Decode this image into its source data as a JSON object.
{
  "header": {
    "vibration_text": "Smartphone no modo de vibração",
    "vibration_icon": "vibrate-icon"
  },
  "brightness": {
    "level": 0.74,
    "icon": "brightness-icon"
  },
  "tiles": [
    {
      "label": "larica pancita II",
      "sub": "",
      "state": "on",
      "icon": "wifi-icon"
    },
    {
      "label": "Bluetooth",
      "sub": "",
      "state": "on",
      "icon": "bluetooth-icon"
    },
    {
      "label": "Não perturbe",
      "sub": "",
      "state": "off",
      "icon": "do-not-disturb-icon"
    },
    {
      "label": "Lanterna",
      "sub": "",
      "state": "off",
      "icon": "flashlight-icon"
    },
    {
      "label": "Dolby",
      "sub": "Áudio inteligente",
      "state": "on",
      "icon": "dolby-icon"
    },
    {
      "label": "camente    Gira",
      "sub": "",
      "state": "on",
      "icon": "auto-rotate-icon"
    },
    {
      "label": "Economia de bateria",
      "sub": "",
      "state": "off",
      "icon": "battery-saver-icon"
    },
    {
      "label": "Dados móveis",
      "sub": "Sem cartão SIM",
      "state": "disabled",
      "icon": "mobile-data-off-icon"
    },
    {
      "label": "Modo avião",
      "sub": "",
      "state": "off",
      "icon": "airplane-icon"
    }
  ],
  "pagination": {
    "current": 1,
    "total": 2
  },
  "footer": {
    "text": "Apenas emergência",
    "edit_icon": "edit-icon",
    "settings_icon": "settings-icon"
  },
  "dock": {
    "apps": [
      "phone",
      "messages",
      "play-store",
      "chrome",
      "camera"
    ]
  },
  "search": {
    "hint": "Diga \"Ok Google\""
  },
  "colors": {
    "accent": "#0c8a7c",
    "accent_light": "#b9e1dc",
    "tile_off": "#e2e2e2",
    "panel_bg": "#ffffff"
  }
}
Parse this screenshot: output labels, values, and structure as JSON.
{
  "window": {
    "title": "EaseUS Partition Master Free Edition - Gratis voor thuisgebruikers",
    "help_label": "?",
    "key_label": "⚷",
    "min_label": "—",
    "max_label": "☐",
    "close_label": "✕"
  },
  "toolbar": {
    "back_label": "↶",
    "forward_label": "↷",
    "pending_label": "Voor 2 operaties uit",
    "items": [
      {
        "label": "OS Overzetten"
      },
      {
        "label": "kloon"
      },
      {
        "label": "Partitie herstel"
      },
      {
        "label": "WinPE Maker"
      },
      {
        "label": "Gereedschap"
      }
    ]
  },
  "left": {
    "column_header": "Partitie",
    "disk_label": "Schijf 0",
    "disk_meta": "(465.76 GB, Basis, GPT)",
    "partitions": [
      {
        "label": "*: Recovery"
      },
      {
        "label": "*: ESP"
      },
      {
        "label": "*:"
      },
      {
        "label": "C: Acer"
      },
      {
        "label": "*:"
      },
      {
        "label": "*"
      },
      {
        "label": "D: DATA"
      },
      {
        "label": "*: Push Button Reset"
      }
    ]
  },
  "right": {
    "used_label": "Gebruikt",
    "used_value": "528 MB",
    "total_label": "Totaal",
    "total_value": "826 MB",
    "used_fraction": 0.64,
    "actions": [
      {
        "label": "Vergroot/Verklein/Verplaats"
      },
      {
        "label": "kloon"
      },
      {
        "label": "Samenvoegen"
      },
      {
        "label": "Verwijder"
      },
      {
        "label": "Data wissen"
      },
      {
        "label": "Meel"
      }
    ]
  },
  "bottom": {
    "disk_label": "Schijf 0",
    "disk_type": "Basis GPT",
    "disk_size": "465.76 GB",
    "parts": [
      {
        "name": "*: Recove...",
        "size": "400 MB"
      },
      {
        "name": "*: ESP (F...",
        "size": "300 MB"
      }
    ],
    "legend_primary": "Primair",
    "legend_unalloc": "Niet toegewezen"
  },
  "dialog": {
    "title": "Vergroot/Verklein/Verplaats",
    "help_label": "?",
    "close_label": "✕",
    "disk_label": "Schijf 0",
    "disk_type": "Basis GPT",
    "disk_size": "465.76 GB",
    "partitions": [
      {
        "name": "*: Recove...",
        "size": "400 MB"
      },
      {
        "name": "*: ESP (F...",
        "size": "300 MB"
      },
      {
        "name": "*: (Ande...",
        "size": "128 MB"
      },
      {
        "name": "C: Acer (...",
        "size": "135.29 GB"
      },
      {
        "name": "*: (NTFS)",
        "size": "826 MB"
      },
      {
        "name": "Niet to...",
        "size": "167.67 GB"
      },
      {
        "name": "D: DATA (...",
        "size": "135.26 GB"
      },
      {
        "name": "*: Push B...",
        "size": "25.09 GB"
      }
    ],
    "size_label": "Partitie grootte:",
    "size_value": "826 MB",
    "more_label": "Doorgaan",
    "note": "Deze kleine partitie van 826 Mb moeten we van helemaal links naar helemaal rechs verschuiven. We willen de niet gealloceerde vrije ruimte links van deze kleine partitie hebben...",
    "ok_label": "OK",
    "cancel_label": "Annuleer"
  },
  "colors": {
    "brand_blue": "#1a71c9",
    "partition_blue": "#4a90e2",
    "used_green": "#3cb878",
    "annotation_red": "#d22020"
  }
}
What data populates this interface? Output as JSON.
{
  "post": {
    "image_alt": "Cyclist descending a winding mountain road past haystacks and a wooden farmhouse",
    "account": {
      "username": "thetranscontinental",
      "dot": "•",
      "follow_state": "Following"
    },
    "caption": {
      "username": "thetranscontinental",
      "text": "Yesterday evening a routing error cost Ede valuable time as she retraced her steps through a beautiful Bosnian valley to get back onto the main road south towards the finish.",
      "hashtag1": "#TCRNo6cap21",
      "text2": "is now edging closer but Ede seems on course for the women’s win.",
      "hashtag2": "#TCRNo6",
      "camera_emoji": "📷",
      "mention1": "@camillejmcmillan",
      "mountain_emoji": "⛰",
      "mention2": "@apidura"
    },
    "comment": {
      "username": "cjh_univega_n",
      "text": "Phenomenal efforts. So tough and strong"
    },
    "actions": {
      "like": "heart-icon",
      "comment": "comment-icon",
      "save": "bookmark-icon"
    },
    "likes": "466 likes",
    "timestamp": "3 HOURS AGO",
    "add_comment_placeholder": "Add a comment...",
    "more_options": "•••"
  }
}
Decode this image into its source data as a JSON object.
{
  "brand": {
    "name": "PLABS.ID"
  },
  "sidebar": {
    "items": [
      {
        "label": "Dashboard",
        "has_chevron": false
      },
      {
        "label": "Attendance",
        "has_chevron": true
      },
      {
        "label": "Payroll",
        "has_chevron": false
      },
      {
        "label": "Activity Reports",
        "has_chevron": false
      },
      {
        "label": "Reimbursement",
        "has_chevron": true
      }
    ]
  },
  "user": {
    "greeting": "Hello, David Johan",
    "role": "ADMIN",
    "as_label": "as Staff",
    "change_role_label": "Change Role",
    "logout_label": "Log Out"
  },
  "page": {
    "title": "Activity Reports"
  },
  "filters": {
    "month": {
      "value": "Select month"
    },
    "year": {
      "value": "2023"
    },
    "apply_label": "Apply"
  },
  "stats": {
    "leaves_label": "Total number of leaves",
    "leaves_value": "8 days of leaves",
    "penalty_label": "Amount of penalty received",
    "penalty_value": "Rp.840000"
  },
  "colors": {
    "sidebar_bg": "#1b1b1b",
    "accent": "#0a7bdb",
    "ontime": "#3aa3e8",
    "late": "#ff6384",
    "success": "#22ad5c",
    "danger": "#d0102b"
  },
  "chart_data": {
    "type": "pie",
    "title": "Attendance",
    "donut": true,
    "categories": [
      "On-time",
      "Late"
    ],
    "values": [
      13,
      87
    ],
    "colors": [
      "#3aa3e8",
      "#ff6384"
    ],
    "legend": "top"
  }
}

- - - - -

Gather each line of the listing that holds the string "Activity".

        "label": "Activity Reports",
    "title": "Activity Reports"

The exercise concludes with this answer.